The one child we do know of, though, is Charles Waugh Tanqueray, who took over his father’s distillery after his father died at 58. Tanqueray’s historians call Charles Waugh “an upright Christian gentleman of forceful character yet with social conscience,” and just like his father, Charles Waugh was a very young man when he began distilling. More of a businessman than an inventor, Charles’ son placed his attention on gin exclusively, resulting in Charles Waugh growing the Tanqueray brand much larger than his father, including his facilitating a merger with Gordon’s Gin—one of his father’s inspirations and competitors—in  the late 1800’s.

Charles Tanqueray really seems to have been a proud genius who both flaunted his talent and shrouded his family in mystery. Today, Tanqueray stands as one of the oldest and most successful gins in the history of the world.

*Photo courtesy Diageo Archives.

Walk the Line: Tanqueray

tanqueray flavors all bottles

This is Walk the Line: a series where I explore the entire product lines of the most popular liquor brands together with a panel of friends and tasters. Click here to view the entire Walk the Line series.

Tanqueray. The flagship Tanqueray in the green barrel-shaped bottle. Tanqeray is a classic, iconic London Dry gin with juniper as the primary flavor and traces of spice, coriander, and licorice. Tasters felt like the flavor was “classic gin” and those who prefer the stronger juniper really loved it. A bottle will run you $20.

Tanqueray No. 10. In 2000, Tanqueray 10 was created in the tenth still at the Tanqueray distillery. Meant as a premium and modern martini gin, 10 retails for $30. Tanqueray 10 is made in smaller batches than the flagship, and there is more citrus in the overall flavor. Tasters found Tanqueray 10 to be very balanced, with lots of flavors but none of them standing out as particularly  dominant. 10 finishes in your mouth very dry and martini fans thought this may just be the best martini gin they’d tried, saying it would taste great stirred on ice and served straight up.

Tanqueray Rangpur. Tanqueray Rangpur is named for the citrusy hybrid fruit that it’s made with. Lemon-lime-citrus is the substantially predominant flavor in Rangpur, with a hint of ginger and almost no trace of juniper. As a straight pour into tonic water, Rangpur wouldn’t require the typical lime wedge garnish for a gin and tonic. Tasters felt like Rangpur would be a great accompaniment to Indian or Asian food. Bottled at a lower proof than the two Tanquerays above (82 proof instead of 94), Rangpur will run you $22 a bottle.

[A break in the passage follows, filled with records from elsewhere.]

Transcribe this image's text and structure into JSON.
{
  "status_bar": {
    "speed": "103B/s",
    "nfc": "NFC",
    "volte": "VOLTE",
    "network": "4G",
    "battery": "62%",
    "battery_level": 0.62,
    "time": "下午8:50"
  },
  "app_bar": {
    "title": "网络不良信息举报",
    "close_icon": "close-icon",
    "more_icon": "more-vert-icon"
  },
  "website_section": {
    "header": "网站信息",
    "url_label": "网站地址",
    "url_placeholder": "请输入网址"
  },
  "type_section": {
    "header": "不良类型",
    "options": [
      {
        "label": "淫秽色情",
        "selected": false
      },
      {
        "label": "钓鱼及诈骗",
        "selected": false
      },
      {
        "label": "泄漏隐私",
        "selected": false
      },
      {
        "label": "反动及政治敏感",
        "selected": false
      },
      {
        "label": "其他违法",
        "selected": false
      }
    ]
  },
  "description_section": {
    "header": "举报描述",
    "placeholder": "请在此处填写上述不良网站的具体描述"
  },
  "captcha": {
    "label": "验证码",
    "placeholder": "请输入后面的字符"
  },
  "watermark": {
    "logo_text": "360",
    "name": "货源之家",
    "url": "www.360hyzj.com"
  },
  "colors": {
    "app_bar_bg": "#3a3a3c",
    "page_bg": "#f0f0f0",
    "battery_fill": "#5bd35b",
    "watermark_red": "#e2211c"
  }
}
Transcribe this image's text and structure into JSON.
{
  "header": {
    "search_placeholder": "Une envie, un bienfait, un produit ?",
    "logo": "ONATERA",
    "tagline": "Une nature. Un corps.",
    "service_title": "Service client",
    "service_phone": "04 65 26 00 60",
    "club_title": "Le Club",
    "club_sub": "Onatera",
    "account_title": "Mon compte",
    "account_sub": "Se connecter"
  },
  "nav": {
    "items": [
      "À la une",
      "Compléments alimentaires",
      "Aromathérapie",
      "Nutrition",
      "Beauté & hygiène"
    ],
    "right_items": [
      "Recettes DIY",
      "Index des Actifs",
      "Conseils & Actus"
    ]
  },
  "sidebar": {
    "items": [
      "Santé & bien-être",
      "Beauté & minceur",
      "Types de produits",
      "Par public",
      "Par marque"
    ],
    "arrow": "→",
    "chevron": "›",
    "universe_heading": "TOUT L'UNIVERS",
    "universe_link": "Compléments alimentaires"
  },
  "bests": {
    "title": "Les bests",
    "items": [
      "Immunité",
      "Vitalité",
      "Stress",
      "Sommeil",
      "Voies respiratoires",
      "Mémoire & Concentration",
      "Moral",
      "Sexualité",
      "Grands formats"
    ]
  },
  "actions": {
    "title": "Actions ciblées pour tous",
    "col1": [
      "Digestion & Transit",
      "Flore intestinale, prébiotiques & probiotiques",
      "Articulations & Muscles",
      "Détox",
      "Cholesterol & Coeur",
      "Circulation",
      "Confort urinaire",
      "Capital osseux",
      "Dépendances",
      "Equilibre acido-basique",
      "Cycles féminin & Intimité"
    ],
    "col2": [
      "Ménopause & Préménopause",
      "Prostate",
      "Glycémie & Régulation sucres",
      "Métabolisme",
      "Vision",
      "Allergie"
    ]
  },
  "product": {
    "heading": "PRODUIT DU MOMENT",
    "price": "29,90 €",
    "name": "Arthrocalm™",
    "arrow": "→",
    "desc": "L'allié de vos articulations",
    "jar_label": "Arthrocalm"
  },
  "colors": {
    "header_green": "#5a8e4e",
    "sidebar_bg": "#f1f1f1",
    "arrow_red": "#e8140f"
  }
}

Tanqueray Malacca. Originally hitting the market about 15 years ago, Malacca was discontinued a short time later and has subsequently become the unicorn of the spirits world, selling for hundreds of dollars a bottle. Re-introduced in February 2013 in limited quantity (100,000 numbered bottles), Malacca is based on an 1839 Charles Tanqueray recipe and some say it’s one of the truest gins you can find to the recipes from centuries ago.  Malacca is a very mild, soft gin that finishes with a hint of sweetness. It’s lower proof than those above (80) and is a friendly sip of gin with virtually none of the sharpness you find in London Drys like the flagship Tanqueray. Adorned in a unique gold-stamped and emerald/gold labeling, it comes in a crystal-clear bottle which signifies its uniqueness in the Tanqueray line. If you can find it before it’s gone again, Malacca run you about $30 a bottle.

Thank you for following the first several posts of the Walk the Line series these past 2 weeks. Expect to see other occasional explorations of large brands in the future as we walk their product lines here at Simple Cocktails!